In Florida, a spouse does not have to allege or prove fault in order to have their marriage dissolved. The only element required in order to get divorced in Florida is that the marriage is “irretrievably broken.” In addition, the reason the marriage is irretrievably broken does not matter so long as one or both parties testify that they believe that this is the case. Most often, the reason given for the marriage being irretrievably broken is that the parties have irreconcilable differences. As a general practice, Florida courts do not ask what the irreconcilable differences are—just testimony that they exist.
Not all states have no-fault divorce laws. At last count, there were in excess of ten states which are at “fault” divorce states. In these states, a party seeking a divorce must prove grounds for the divorce. Various grounds for divorce can apply including matters such as infidelity, cruelty, desertion, mental incapacity, and physical or mental abuse (the list goes on depending on the state). In states where fault must be proven, the burden is on the party seeking the divorce to prove the grounds. If the party cannot prove the alleged reasons, then the divorce is not granted.

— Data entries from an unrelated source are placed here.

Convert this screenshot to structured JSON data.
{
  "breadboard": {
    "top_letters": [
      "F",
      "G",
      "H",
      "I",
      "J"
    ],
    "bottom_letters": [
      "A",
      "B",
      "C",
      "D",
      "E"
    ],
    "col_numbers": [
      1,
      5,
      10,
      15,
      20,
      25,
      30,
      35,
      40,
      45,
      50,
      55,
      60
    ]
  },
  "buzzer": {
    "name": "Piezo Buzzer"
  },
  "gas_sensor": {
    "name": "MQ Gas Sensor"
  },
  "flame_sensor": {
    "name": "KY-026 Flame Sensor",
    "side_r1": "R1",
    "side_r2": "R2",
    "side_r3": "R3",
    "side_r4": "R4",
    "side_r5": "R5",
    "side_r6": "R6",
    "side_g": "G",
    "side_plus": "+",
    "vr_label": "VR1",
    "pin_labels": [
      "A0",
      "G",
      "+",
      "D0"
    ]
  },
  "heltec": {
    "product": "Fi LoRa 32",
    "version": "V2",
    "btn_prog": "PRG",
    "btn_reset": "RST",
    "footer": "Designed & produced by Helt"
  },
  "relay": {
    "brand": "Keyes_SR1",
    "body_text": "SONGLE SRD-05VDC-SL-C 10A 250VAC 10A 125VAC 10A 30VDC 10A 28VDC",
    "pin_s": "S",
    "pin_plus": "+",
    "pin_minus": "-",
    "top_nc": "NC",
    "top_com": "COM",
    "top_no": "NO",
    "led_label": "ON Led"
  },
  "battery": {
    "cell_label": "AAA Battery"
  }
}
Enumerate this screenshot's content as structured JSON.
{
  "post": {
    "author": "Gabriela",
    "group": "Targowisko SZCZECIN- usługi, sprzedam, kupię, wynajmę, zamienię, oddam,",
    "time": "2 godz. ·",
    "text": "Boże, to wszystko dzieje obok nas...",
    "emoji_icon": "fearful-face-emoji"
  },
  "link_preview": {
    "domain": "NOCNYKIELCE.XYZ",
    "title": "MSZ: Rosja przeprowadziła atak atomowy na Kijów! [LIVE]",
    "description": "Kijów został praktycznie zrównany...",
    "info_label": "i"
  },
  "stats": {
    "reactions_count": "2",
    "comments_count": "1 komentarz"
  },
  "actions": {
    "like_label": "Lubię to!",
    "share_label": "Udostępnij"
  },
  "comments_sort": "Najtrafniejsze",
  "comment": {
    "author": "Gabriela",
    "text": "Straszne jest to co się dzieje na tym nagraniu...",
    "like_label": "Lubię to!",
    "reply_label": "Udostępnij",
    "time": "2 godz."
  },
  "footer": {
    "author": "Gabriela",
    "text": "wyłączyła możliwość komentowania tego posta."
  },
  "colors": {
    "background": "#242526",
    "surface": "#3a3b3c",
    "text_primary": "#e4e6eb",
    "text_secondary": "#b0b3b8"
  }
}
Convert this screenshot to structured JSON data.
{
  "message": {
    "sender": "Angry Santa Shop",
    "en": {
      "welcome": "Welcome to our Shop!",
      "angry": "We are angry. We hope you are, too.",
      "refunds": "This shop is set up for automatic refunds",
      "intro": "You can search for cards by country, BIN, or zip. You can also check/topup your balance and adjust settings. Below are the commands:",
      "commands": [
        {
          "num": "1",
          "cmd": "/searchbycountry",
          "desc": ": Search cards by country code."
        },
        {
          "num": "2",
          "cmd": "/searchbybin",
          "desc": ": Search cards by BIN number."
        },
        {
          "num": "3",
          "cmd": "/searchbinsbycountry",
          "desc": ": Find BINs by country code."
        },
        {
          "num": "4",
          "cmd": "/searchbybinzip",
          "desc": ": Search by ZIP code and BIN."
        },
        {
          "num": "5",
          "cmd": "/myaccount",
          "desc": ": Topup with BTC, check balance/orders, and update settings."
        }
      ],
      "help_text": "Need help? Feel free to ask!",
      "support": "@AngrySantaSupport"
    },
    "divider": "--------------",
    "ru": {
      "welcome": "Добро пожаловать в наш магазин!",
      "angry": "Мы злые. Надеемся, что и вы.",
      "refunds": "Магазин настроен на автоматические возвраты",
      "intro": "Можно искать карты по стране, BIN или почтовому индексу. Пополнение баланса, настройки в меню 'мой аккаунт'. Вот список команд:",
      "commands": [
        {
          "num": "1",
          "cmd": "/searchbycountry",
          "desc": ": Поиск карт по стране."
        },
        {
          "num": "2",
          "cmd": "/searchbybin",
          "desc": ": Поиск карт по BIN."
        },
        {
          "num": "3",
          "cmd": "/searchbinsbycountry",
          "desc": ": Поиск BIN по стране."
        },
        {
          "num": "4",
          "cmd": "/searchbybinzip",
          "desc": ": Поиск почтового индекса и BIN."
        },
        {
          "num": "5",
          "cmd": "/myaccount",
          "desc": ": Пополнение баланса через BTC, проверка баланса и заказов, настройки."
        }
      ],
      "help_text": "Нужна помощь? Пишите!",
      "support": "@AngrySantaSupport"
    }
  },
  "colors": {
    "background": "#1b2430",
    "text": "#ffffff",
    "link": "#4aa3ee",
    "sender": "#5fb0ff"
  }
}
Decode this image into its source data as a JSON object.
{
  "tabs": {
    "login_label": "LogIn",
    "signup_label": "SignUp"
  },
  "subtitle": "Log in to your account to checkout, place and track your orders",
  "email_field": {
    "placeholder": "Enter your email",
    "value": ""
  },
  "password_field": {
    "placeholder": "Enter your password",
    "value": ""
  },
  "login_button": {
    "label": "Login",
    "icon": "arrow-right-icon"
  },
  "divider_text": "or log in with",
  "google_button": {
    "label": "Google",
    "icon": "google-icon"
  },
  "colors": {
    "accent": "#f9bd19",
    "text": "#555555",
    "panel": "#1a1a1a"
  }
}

Some states allow no-fault divorce but only after a separation period. For example, North Carolina requires a separation period of one-year and a day before such a divorce can be granted. Florida has no such waiting period [Although Florida does require that the final judgment of dissolution of marriage cannot be entered any sooner than 20 days after the Petition for Dissolution is filed].
In Florida, when filing for divorce, the Petition for Dissolution of Marriage must allege that the marriage is irretrievably broken due to irreconcilable differences. No further detail is required and in fact, it is not relevant to granting the no-fault divorce. When the divorce proceeding is heard by the Court, if the parties try to get into “at-fault” type of facts, the Judge often will admonish the parties to stay away from those allegations since proof of the marriage being irretrievably broken due to irreconcilable differences is really all that matters.
Many persons familiar with Florida’s no-fault divorce law criticize it as making a divorce too easy to obtain. In some respects, this is a fair observation. However, by not requiring fault to be proven, Florida courts are able to dissolve a parties’ marriage without the bitter and often scandalous allegations that arise when factors such as infidelity, abandonment, neglect or abuse must be proven. Proponents of no-fault divorce claim, perhaps rightly so, that when a family is broken apart by divorce, that is bad enough. To add to the pain of allegations that one spouse cheated, beat up, or abandoned the other simply fuels the flames of bitterness and hurt.
Although Florida being a no-fault divorce state may make it easier for the parties to be eligible for the divorce, it does not mean that the divorce is necessarily simple or can be done without legal counsel. Issues such as division of assets and liabilities, alimony, parenting and timesharing, and child support still pose challenges to be resolved. When minor children are involved, matters are particularly challenging. Having experienced legal counsel is well-advised.